The Britain of today would be unrecognizable to someone existing in a pre-Tartan Revolution Britain. Stephen Fry’s position as Head of State for England and Northern Ireland might well surprise citizens familiar with the monarchy. The switch to a 100% renewable energy grid, a movement spearheaded by Caroline Lucas, would also shock those used to oilrigs instead of solar floats bobbing around the North Sea. However, perhaps the most startling difference would be found on the faces of the people. In pre-Revolution Britain various social issues, from extreme poverty to lack of affordable education, blighted the lives of the majority of British citizens. However, these ailments have largely been eradicated. While America imploded under the notoriously disastrous rein of President Trump (see Chapter 10), a new age of British excellence emerged. Thanks to the extension of free healthcare and education to all of its citizens, the land that was once known as the United Kingdom can now call itself, courtesy of a recent mental health poll by the WHO, ‘the happiest cluster of nations on earth’. The so-called Secret Party pulled off the most peaceful and most successful revolution the world has ever seen.
A statue of Nicola Sturgeon now stands in Trafalgar Square, beneath which the words ‘Haud yer wheesht’ are emblazoned on a block of granite.

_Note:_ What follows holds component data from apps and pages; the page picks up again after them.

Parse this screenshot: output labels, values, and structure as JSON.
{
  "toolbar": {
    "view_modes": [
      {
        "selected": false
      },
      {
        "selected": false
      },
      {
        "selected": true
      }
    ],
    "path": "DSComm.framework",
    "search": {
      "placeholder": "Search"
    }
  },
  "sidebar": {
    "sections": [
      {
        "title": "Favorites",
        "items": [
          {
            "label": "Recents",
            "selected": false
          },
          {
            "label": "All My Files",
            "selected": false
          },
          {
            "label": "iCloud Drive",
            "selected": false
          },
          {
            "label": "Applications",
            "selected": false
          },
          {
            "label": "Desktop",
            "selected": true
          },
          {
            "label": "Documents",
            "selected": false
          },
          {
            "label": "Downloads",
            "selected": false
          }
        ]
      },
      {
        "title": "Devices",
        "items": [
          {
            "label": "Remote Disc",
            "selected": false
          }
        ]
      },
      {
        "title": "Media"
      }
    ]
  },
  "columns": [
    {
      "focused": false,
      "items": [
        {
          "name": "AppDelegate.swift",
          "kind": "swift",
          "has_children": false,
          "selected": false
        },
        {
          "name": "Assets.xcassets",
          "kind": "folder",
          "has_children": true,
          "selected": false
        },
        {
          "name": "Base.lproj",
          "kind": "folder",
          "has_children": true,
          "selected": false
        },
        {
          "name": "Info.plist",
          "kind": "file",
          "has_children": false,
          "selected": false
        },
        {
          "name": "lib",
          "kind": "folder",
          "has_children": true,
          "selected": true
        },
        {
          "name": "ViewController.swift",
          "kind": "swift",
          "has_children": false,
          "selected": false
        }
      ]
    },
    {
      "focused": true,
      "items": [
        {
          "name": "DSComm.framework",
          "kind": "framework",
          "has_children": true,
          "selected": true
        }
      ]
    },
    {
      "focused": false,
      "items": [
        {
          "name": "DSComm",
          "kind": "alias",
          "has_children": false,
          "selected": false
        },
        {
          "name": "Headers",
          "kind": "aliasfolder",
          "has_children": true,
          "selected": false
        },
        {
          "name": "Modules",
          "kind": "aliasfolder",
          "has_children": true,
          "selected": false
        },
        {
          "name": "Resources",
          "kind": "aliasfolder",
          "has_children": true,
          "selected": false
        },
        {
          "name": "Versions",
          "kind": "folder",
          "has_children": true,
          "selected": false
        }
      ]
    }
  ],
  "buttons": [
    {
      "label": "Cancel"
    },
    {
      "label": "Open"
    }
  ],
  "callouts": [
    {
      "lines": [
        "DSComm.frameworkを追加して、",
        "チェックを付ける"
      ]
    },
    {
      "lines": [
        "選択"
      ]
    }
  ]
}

Every year thousands of Scots make the pilgrimage from Perth to London in celebration of the SLF’s achievements and to commemorate ‘wee Nic’. The statue is the official end-point and the spot where Alex Salmond makes an annual toast to her memory on the anniversary of the revolution. ‘To the wee girl fae Irvine’ he booms to a crowd of thousands ‘who made the free world’.